Hello all! Where do I begin?
I’ll start my story with the creation of the first bicycle. Just kidding.
I’ve taken on the 30 day car-free challenge because I needed some way to proove to myself (and others) that it is possible to live in Memphis as car “less dependent.” I say less dependent, and not car-free because I think that the way that Memphis is set up as a city makes it very difficult to live without a car. I’ve tried my best to not use a car during the challenge, and I’ve been very successful so far, but there will always be those times when you have to hop in your trusty steed (your car) and drive somewhere.
The one time this month when I took my car instead of public transportation was when my girlfriend and I were running late, and as we were rushing to the bus stop the bus drove by. Needless to say we had to shamefully walk back to my house and crank up the ‘ole gas guzzler. Now many might say “Oh, but Spencer the 50-Poplar runs every 15 minutes.” This is true except that every day of the week after 5:30 the 50-Poplar only runs every hour. So instead of waiting an hour for the bus, we made the 5 minute commute by car.
I also had to use my friend’s truck to haul 1300 lbs of soil from Home Depot to school for our school’s garden. Try taking that on your bike or in the bus. There are some circumstances where cars (and trucks) are absolutely necessary.
I’m by far not an advocate of cars, but I do recognize their necessity in our society. Bikes and busses are great in cities where roads and trails are adequate, but we simply don’t have the proper infrastructure for that in Memphis. I would like to quote a blog by the same name of this challenge. David Fullerton wrote in his blog titled “Car Free Memphis” :
“Let’s have buses running east, west, north and south on every major street 24 hours a day, 7 days a week, if it is necessary.
Let’s have bike lanes running the full length of all major streets, like the Union, Poplar, and Summer Avenues.
We can be a world-class city, but not without redesigning our entire city to be Car-Free friendly.
In a city like this, there would be adequate bus shelters, restrooms, bike shops and pit stops for resting weary bones whereby people are not treated like a vagabond.”
I agree with David. Without an absolute redesign of the streets and transit system of Memphis there will never be any success with transitioning people into a Bike/Ped lifestyle. We’ve come far over the last few years, but adding more infrastructure will only bring in those who want to use it.
People will do anything to seem cool. If we make biking a trend in Memphis it’ll be picked up faster than the newest pair of Jordan’s. It needs to become a trend. The days of driving to the McDonald’s that’s only a half a mile away to sit in the drive-thru and idle for 25 minutes need to be over. I say need to be over instead of are over because I know that they won’t be unless we have something to spark a change. The average price of premium gas in the Netherlands for the week of April 12th-18th is $5.10. If gas were that much in Memphis we’d have fleets of busses running down Poplar hauling people to East Memphis to work their 9-5 jobs. Everybody who lives in a 3-5 miles radius of every school and work place would bike there.

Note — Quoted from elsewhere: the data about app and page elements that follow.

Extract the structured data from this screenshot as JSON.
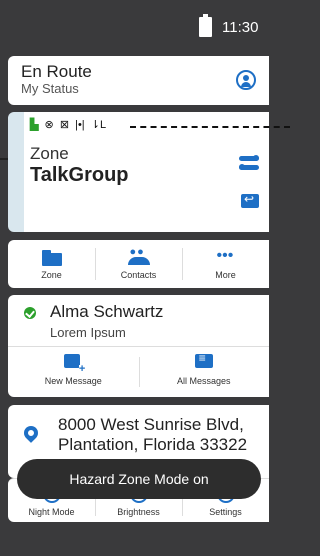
{
  "status_bar": {
    "time": "11:30"
  },
  "status_card": {
    "title": "En Route",
    "subtitle": "My Status"
  },
  "zone_card": {
    "indicators": [
      "▙",
      "⊗",
      "⊠",
      "|•|",
      "⇂L"
    ],
    "zone": "Zone",
    "talkgroup": "TalkGroup"
  },
  "quick_actions": [
    {
      "label": "Zone",
      "icon": "folder-icon"
    },
    {
      "label": "Contacts",
      "icon": "contacts-icon"
    },
    {
      "label": "More",
      "icon": "more-icon"
    }
  ],
  "contact_card": {
    "name": "Alma Schwartz",
    "subtitle": "Lorem Ipsum",
    "new_message": "New Message",
    "all_messages": "All Messages"
  },
  "location_card": {
    "line1": "8000 West Sunrise Blvd,",
    "line2": "Plantation, Florida 33322"
  },
  "bottom_bar": [
    {
      "label": "Night Mode",
      "icon": "night-mode-icon"
    },
    {
      "label": "Brightness",
      "icon": "brightness-icon"
    },
    {
      "label": "Settings",
      "icon": "settings-icon"
    }
  ],
  "toast": {
    "text": "Hazard Zone Mode on"
  },
  "colors": {
    "accent": "#1e6fc5",
    "background": "#3a3a3c",
    "ok": "#2ca02c"
  }
}
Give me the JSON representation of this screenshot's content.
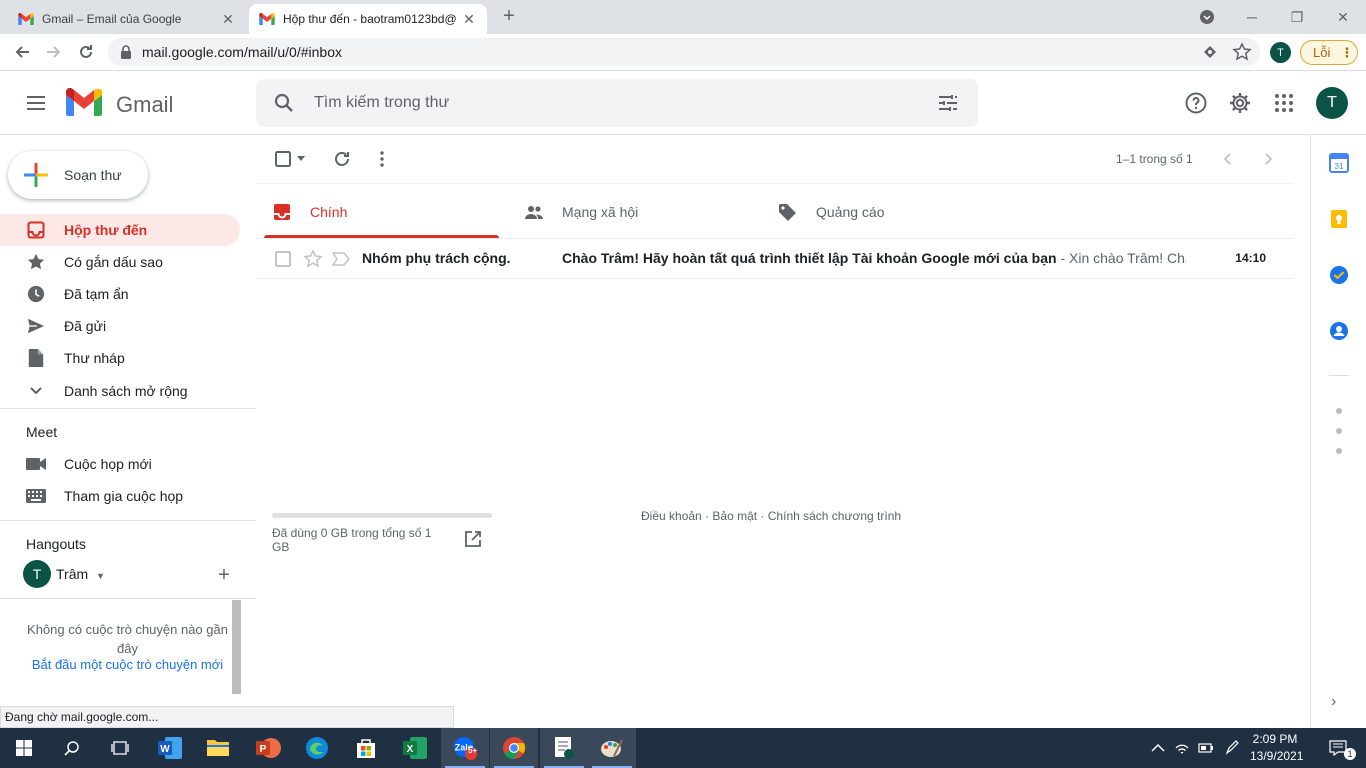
{
  "browser": {
    "tabs": [
      {
        "title": "Gmail – Email của Google",
        "active": false
      },
      {
        "title": "Hộp thư đến - baotram0123bd@",
        "active": true
      }
    ],
    "url": "mail.google.com/mail/u/0/#inbox",
    "profile_initial": "T",
    "error_chip": "Lỗi"
  },
  "header": {
    "app_name": "Gmail",
    "search_placeholder": "Tìm kiếm trong thư",
    "avatar_initial": "T"
  },
  "sidebar": {
    "compose_label": "Soạn thư",
    "items": [
      {
        "label": "Hộp thư đến",
        "icon": "inbox-icon",
        "active": true
      },
      {
        "label": "Có gắn dấu sao",
        "icon": "star-icon"
      },
      {
        "label": "Đã tạm ẩn",
        "icon": "clock-icon"
      },
      {
        "label": "Đã gửi",
        "icon": "send-icon"
      },
      {
        "label": "Thư nháp",
        "icon": "draft-icon"
      },
      {
        "label": "Danh sách mở rộng",
        "icon": "chevron-down-icon"
      }
    ],
    "meet": {
      "title": "Meet",
      "items": [
        {
          "label": "Cuộc họp mới",
          "icon": "video-icon"
        },
        {
          "label": "Tham gia cuộc họp",
          "icon": "keyboard-icon"
        }
      ]
    },
    "hangouts": {
      "title": "Hangouts",
      "user_initial": "T",
      "user_name": "Trâm",
      "empty_text": "Không có cuộc trò chuyện nào gần đây",
      "start_link": "Bắt đầu một cuộc trò chuyện mới"
    }
  },
  "main": {
    "pager": "1–1 trong số 1",
    "category_tabs": [
      {
        "label": "Chính",
        "icon": "inbox-icon",
        "active": true
      },
      {
        "label": "Mạng xã hội",
        "icon": "people-icon"
      },
      {
        "label": "Quảng cáo",
        "icon": "tag-icon"
      }
    ],
    "emails": [
      {
        "sender": "Nhóm phụ trách cộng.",
        "subject": "Chào Trâm! Hãy hoàn tất quá trình thiết lập Tài khoản Google mới của bạn",
        "snippet": " - Xin chào Trâm! Chà...",
        "time": "14:10"
      }
    ],
    "storage_text": "Đã dùng 0 GB trong tổng số 1 GB",
    "storage_fraction": 0.0,
    "footer": {
      "terms": "Điều khoản",
      "privacy": "Bảo mật",
      "policy": "Chính sách chương trình",
      "sep": " · "
    }
  },
  "status_text": "Đang chờ mail.google.com...",
  "taskbar": {
    "time": "2:09 PM",
    "date": "13/9/2021",
    "notification_count": "1",
    "zalo_badge": "5+"
  },
  "colors": {
    "accent_red": "#d93025",
    "active_bg": "#fce8e6",
    "avatar_green": "#0b5345",
    "taskbar": "#1f3043"
  }
}
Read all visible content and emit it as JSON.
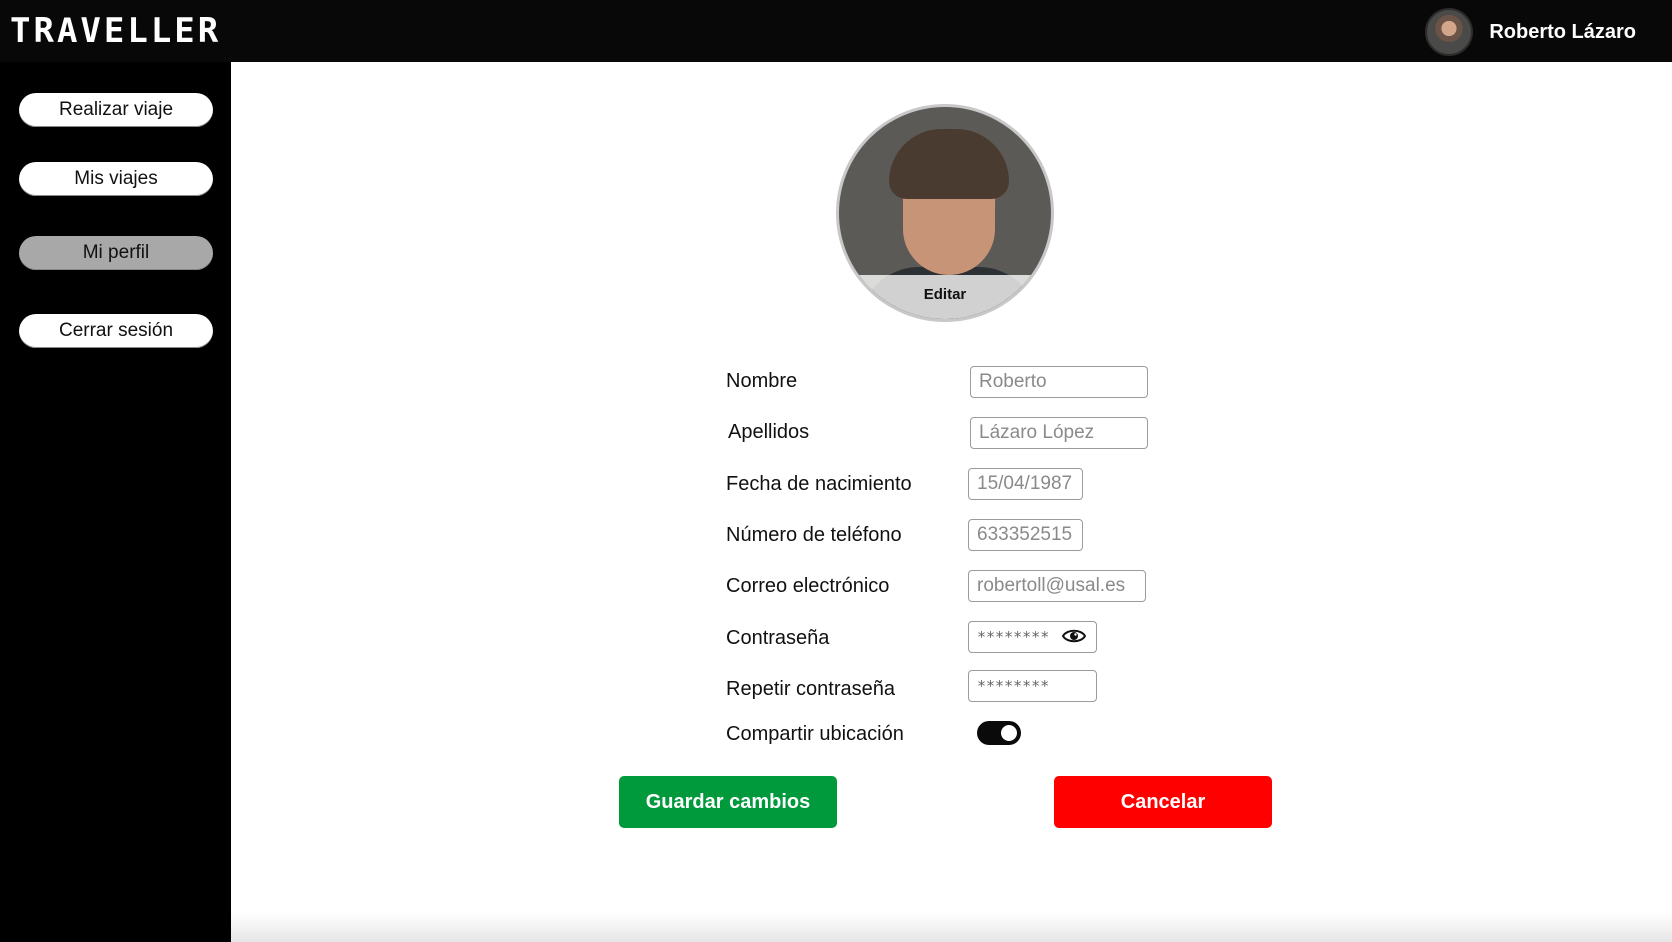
{
  "header": {
    "logo": "TRAVELLER",
    "user_name": "Roberto Lázaro",
    "bar_color": "#080808"
  },
  "sidebar": {
    "items": [
      {
        "label": "Realizar viaje",
        "active": false
      },
      {
        "label": "Mis viajes",
        "active": false
      },
      {
        "label": "Mi perfil",
        "active": true
      },
      {
        "label": "Cerrar sesión",
        "active": false
      }
    ]
  },
  "profile": {
    "edit_label": "Editar",
    "fields": [
      {
        "label": "Nombre",
        "value": "Roberto"
      },
      {
        "label": "Apellidos",
        "value": "Lázaro López"
      },
      {
        "label": "Fecha de nacimiento",
        "value": "15/04/1987"
      },
      {
        "label": "Número de teléfono",
        "value": "633352515"
      },
      {
        "label": "Correo electrónico",
        "value": "robertoll@usal.es"
      },
      {
        "label": "Contraseña",
        "value": "********"
      },
      {
        "label": "Repetir contraseña",
        "value": "********"
      }
    ],
    "share_location": {
      "label": "Compartir ubicación",
      "enabled": true
    }
  },
  "actions": {
    "save_label": "Guardar cambios",
    "save_color": "#009a3c",
    "cancel_label": "Cancelar",
    "cancel_color": "#ff0000"
  },
  "icons": [
    "eye-icon"
  ]
}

We have a long road (get the pun?) ahead of us. Not only as a neighborhood, a community, a city, a state, a region, but also a nation. There needs to be a new attitude towards cars and pollution and biking.
Bikes are no longer for recreation only. They are a means of transportation. We cannot sustain ourselves by burning millions of tons of gasoline and oil each year.
As cliche as it is, I’m going to finish my post with a quote.
My absolute idle (wordplay anybody? (idol)) said that:
“Life is like riding a bicycle. To keep your balance you must keep moving.” -Albert Einstein Thank you for reading, Spencer Kaaz